# [EXERCISE OBJECTIVE]
Your answer should consist of the lines in the data below that contain "icon".

[Start of Attachment]

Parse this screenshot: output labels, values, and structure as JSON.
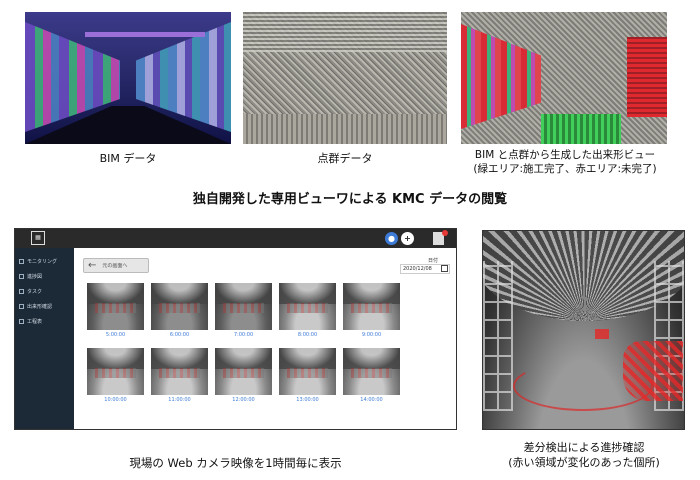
{
  "top_row": {
    "bim_caption": "BIM データ",
    "pointcloud_caption": "点群データ",
    "asbuilt_caption_line1": "BIM と点群から生成した出来形ビュー",
    "asbuilt_caption_line2": "(緑エリア:施工完了、赤エリア:未完了)"
  },
  "heading": "独自開発した専用ビューワによる KMC データの閲覧",
  "viewer": {
    "sidebar_items": [
      {
        "label": "モニタリング",
        "icon": "monitor-icon"
      },
      {
        "label": "進捗図",
        "icon": "chart-icon"
      },
      {
        "label": "タスク",
        "icon": "check-icon"
      },
      {
        "label": "出来形確認",
        "icon": "grid-icon"
      },
      {
        "label": "工程表",
        "icon": "table-icon"
      }
    ],
    "back_label": "元の画面へ",
    "date_label": "日付",
    "date_value": "2020/12/08",
    "thumbnails": [
      {
        "time": "5:00:00",
        "tone": "dark"
      },
      {
        "time": "6:00:00",
        "tone": "dark"
      },
      {
        "time": "7:00:00",
        "tone": "dark"
      },
      {
        "time": "8:00:00",
        "tone": "light"
      },
      {
        "time": "9:00:00",
        "tone": "light"
      },
      {
        "time": "10:00:00",
        "tone": "light"
      },
      {
        "time": "11:00:00",
        "tone": "light"
      },
      {
        "time": "12:00:00",
        "tone": "light"
      },
      {
        "time": "13:00:00",
        "tone": "light"
      },
      {
        "time": "14:00:00",
        "tone": "light"
      }
    ],
    "accent_color": "#3d7bd6",
    "sidebar_color": "#1c2a38"
  },
  "viewer_caption": "現場の Web カメラ映像を1時間毎に表示",
  "pano_caption_line1": "差分検出による進捗確認",
  "pano_caption_line2": "(赤い領域が変化のあった個所)"
}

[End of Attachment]

# [FINAL ANSWER]
        "icon": "monitor-icon"
        "icon": "chart-icon"
        "icon": "check-icon"
        "icon": "grid-icon"
        "icon": "table-icon"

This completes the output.